I at once recognized the squaw as the former servant of one of our men, and jumped to the conclusion at once that she had all along been playing the spy and informer. Getting them on board, the Captain ordered that they should be doubly ironed, after which he informed them of our presence and told them that they would not be liberated until they had returned all the stolen furs, etc., and brought on board all the men, women and children of the settlement who had not been killed, but reserved for a life of slavery. He assured him also that in case his order was not strictly complied with he would certainly hang him (Michael) to the yardarm.
While this talk was going on two more English vessels came to anchor close by, the Captains of which came on board our ship, when I immediately recognized one of them, whose name was Abbot, and who had frequently visited Archangel. A consultation was had between the three Captains, the result of which was an order that the captured persons and property be brought on board without further parley or delay, and the Indians, anxious for the life of their chief, lost no time in bringing in two women and four children, asserting that they had no more. After the arrival of the two ships referred to, it should have been remarked, canoes came out to the ship in large numbers.
Having ascertained from those who were returned that quite a large number of others were still detained by the Indians, and they positively refusing to surrender any more, the Captain ordered his crew to fire on the canoes and their occupants. After a large number had been killed they begged for mercy, and promised to comply with the order to bring in the prisoners, when the firing ceased, and the remainder of the women and children were brought to the ship. From the last comers I ascertained that they still held one man, named Taradonoff, prisoner, and I informed the Captain of the fact.

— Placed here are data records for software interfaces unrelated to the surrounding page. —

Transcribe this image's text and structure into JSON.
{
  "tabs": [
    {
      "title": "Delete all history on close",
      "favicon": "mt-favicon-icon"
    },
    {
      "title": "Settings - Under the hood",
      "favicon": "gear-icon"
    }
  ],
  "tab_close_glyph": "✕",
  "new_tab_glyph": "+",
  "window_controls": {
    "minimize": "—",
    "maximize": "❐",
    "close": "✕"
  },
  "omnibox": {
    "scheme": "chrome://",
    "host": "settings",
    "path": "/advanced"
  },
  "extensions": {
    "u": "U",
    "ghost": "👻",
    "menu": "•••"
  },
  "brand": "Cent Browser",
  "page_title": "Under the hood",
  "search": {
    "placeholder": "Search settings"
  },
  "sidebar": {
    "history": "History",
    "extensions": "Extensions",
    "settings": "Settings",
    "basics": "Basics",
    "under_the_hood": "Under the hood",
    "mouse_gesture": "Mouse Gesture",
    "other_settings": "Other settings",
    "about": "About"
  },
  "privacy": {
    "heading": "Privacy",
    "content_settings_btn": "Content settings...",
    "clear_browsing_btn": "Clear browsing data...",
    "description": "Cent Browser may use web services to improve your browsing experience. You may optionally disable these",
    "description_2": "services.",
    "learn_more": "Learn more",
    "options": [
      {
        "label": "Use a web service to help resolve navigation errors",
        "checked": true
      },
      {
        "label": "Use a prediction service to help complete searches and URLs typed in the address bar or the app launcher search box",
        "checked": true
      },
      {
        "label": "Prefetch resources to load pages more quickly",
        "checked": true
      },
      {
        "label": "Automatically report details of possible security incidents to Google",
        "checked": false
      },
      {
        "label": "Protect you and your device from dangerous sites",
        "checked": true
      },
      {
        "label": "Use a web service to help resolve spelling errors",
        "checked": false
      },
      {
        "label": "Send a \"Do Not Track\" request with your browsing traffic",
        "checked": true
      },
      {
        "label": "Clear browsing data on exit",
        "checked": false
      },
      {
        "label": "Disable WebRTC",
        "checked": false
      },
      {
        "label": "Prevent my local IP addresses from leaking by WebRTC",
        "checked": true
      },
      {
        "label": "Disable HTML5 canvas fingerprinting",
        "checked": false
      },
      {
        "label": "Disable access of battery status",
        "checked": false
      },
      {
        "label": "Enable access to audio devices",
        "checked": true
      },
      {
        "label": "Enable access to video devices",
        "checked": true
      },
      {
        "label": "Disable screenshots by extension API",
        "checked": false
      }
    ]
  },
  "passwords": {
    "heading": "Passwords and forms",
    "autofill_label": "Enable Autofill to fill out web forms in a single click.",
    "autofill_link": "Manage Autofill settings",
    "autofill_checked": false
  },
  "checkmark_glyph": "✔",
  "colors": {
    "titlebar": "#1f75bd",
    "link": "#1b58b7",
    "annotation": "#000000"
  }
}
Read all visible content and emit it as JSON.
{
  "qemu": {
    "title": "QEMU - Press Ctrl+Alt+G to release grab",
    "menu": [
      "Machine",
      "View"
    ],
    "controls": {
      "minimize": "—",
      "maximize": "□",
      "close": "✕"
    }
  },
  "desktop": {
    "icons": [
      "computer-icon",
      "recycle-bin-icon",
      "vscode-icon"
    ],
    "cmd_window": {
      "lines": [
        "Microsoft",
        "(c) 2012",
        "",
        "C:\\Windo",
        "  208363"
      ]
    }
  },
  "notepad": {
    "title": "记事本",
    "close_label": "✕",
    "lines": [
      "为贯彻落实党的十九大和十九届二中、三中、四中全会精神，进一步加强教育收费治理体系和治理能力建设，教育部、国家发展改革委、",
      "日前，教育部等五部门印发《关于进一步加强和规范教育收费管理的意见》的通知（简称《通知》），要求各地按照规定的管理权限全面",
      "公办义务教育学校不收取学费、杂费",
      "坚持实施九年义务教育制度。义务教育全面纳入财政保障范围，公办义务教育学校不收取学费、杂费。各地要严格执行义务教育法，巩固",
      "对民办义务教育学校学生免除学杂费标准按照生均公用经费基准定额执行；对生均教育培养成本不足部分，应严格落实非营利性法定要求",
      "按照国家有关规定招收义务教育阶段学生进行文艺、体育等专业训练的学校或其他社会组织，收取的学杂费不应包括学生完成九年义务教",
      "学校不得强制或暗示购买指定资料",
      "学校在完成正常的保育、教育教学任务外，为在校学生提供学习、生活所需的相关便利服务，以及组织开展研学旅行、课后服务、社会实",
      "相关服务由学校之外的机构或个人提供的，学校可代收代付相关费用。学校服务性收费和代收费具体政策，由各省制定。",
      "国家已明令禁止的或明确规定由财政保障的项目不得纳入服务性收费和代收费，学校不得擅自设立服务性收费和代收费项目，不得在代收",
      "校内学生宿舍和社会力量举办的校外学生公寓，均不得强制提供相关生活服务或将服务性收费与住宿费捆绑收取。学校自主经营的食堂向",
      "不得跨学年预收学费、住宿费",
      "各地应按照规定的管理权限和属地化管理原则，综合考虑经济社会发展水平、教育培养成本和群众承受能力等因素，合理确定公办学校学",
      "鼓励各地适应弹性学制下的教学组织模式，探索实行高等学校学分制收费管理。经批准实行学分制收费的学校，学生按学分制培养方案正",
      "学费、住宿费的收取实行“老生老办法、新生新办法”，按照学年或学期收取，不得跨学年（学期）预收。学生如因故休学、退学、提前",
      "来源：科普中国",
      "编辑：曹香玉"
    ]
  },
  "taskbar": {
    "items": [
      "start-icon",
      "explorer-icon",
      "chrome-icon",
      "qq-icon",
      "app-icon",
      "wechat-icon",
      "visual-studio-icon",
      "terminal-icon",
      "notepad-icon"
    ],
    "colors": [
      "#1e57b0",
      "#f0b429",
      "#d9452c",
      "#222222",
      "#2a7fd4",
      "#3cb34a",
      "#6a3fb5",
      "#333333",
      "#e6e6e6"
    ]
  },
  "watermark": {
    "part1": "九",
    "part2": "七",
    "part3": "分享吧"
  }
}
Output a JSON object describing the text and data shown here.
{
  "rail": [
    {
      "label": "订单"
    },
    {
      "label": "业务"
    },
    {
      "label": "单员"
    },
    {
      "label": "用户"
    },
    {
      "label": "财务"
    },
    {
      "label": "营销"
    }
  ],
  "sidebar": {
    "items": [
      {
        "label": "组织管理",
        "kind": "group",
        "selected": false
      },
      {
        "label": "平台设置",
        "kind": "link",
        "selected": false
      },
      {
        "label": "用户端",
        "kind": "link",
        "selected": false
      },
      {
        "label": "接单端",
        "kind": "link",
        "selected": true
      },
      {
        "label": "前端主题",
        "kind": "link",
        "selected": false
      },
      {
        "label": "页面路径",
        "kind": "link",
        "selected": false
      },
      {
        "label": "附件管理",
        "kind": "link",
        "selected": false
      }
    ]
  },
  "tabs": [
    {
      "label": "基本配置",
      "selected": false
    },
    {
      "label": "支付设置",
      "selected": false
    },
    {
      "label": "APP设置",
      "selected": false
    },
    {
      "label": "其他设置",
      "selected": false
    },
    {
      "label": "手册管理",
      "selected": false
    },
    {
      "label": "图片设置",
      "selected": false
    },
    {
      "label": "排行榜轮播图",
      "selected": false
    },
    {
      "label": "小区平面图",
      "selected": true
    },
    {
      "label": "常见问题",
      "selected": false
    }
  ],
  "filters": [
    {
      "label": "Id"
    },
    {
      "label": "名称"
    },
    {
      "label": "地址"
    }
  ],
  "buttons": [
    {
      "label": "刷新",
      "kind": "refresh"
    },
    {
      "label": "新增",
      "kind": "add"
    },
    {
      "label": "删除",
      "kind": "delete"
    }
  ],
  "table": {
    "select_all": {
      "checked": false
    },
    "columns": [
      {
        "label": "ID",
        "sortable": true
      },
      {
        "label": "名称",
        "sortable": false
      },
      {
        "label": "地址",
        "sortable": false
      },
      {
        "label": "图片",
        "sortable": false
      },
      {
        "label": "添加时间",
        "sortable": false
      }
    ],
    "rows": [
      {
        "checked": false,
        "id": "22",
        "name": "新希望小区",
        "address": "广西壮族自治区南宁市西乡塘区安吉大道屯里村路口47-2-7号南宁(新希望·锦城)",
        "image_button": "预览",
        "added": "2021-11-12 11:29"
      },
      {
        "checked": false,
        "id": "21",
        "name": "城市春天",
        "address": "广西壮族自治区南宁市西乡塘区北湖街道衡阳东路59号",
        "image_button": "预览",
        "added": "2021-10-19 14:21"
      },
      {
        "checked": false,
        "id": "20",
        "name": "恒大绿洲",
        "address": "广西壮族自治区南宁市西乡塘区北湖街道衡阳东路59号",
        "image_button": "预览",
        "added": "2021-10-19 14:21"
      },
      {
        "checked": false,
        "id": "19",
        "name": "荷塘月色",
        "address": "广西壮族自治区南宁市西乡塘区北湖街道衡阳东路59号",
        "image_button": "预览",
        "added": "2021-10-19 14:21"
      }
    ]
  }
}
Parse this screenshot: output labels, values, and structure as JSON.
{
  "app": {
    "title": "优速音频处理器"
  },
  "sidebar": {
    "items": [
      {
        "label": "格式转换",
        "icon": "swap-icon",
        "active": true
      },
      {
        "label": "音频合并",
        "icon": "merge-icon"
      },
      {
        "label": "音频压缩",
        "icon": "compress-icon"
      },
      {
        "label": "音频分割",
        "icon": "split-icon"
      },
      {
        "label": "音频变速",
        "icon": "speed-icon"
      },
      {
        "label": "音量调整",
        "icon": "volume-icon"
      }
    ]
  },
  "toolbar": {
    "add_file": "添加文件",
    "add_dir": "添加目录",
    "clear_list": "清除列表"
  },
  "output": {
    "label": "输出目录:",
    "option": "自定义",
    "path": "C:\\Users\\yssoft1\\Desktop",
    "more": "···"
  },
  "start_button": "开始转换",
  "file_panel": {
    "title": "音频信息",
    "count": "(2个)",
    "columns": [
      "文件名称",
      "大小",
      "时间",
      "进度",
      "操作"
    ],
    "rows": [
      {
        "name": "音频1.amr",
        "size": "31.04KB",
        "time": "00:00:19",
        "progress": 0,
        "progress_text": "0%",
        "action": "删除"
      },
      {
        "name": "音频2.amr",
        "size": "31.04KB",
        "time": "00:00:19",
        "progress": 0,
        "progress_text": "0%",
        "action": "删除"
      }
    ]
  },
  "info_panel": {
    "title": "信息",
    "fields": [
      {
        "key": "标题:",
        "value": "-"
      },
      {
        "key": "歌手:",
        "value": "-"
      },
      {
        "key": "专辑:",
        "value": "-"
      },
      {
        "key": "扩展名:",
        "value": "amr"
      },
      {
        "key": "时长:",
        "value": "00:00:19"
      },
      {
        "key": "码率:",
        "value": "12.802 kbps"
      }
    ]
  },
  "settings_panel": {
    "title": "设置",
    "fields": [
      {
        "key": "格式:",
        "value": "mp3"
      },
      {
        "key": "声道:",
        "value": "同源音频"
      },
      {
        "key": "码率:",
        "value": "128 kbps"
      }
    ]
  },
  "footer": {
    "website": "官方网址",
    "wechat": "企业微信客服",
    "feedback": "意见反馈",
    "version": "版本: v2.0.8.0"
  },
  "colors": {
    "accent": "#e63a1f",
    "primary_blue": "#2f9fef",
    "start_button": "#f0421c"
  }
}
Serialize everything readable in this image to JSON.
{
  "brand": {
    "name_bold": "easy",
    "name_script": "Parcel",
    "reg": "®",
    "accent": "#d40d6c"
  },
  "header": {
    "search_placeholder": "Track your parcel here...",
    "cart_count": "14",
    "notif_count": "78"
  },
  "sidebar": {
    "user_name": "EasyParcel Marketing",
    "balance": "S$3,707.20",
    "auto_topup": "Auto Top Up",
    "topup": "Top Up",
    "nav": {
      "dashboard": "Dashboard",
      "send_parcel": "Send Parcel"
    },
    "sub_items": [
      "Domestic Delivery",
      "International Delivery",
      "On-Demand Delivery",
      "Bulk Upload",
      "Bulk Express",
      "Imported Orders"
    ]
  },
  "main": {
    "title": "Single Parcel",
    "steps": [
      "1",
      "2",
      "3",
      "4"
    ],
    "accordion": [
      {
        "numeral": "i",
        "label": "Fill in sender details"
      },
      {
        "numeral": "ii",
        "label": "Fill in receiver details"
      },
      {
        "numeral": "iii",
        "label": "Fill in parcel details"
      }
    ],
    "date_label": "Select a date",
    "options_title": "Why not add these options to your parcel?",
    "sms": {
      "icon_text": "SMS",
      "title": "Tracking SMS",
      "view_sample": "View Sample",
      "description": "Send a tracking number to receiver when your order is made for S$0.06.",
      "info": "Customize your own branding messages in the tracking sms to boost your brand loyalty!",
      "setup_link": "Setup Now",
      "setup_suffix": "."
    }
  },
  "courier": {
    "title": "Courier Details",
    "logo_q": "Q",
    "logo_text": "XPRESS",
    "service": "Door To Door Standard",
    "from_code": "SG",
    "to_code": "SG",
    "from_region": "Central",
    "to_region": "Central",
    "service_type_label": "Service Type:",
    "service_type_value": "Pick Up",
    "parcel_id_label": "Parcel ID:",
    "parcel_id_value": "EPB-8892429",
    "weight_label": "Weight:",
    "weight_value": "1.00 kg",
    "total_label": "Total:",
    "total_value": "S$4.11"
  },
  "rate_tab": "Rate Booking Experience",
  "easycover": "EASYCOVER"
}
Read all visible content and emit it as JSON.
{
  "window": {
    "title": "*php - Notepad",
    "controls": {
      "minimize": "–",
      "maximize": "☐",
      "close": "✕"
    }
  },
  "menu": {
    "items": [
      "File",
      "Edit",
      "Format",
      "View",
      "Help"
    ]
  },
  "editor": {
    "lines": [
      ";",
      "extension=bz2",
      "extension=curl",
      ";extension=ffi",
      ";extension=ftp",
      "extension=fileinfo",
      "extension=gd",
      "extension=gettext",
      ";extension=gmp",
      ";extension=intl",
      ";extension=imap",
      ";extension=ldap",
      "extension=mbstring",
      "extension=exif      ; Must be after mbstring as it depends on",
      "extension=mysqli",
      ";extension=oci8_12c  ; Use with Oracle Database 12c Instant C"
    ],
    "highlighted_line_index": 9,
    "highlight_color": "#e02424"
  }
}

The Indians then begged the Captain to liberate their chief, which he declined to do, informing them that they still held one Russian a prisoner, and that he too must be delivered up. Then they went off and brought Taradonoff on board, together with a large quantity of furs, when the chief and his two companions were released, though we begged the Captain to take them to Kadiak. After securing supplies from the other ships the one which had rendered us such opportune aid sailed for Kadiak, where we all arrived after a five days’ voyage, more than thankful to the English Captain who had saved our lives.”Written by Ambrosium Plotnikoff, Russian American Company employee at Old Sitka in 1802
Old Sitka National Historic Landmark commemorates the first European settlement in the Alexander Archipelago and an incident in Russian-Native relations. In 1799, in order to check international trade competition, Alexander Baranov, Chief Manager of the Russian American Company, met with local Tlingit Chiefs to obtain cession of the site for a new post. Only a barabara was on the Starrigavin River site when the Russians constructed Redoubt St. Archangel Michael. It consisted of several log buildings surrounded by a fort wall when, in June of 1802, a Tlingit attack destroyed the Redoubt. The Russians reestablished at Sitka and the original site became known as Old Sitka. In 1934-1935 archeologists excavated a portion of the site, determined the locations of some Russian buildings and recovered many artifacts. Erosion and extensive construction activity has destroyed much of the area excavated. In 1966, the State built a wayside on the site. It is now operated as a unit of the Alaska State Park System open for year-round use.